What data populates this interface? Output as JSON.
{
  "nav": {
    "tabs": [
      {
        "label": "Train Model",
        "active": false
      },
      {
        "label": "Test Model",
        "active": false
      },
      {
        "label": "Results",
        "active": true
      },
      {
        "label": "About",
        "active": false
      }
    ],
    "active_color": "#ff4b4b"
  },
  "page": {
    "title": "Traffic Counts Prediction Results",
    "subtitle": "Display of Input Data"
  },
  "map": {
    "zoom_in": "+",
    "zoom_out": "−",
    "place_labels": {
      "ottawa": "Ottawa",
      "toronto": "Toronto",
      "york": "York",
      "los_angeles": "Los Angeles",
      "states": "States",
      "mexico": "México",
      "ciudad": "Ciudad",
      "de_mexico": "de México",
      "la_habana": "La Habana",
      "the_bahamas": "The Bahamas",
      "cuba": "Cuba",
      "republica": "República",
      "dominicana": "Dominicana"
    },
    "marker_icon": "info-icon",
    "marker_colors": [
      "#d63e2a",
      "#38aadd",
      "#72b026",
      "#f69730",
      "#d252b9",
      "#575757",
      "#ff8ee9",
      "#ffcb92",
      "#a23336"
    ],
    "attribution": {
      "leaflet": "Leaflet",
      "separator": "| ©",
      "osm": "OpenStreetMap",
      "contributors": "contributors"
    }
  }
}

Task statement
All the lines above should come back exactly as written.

Exercise output
What data populates this interface? Output as JSON.
{
  "nav": {
    "tabs": [
      {
        "label": "Train Model",
        "active": false
      },
      {
        "label": "Test Model",
        "active": false
      },
      {
        "label": "Results",
        "active": true
      },
      {
        "label": "About",
        "active": false
      }
    ],
    "active_color": "#ff4b4b"
  },
  "page": {
    "title": "Traffic Counts Prediction Results",
    "subtitle": "Display of Input Data"
  },
  "map": {
    "zoom_in": "+",
    "zoom_out": "−",
    "place_labels": {
      "ottawa": "Ottawa",
      "toronto": "Toronto",
      "york": "York",
      "los_angeles": "Los Angeles",
      "states": "States",
      "mexico": "México",
      "ciudad": "Ciudad",
      "de_mexico": "de México",
      "la_habana": "La Habana",
      "the_bahamas": "The Bahamas",
      "cuba": "Cuba",
      "republica": "República",
      "dominicana": "Dominicana"
    },
    "marker_icon": "info-icon",
    "marker_colors": [
      "#d63e2a",
      "#38aadd",
      "#72b026",
      "#f69730",
      "#d252b9",
      "#575757",
      "#ff8ee9",
      "#ffcb92",
      "#a23336"
    ],
    "attribution": {
      "leaflet": "Leaflet",
      "separator": "| ©",
      "osm": "OpenStreetMap",
      "contributors": "contributors"
    }
  }
}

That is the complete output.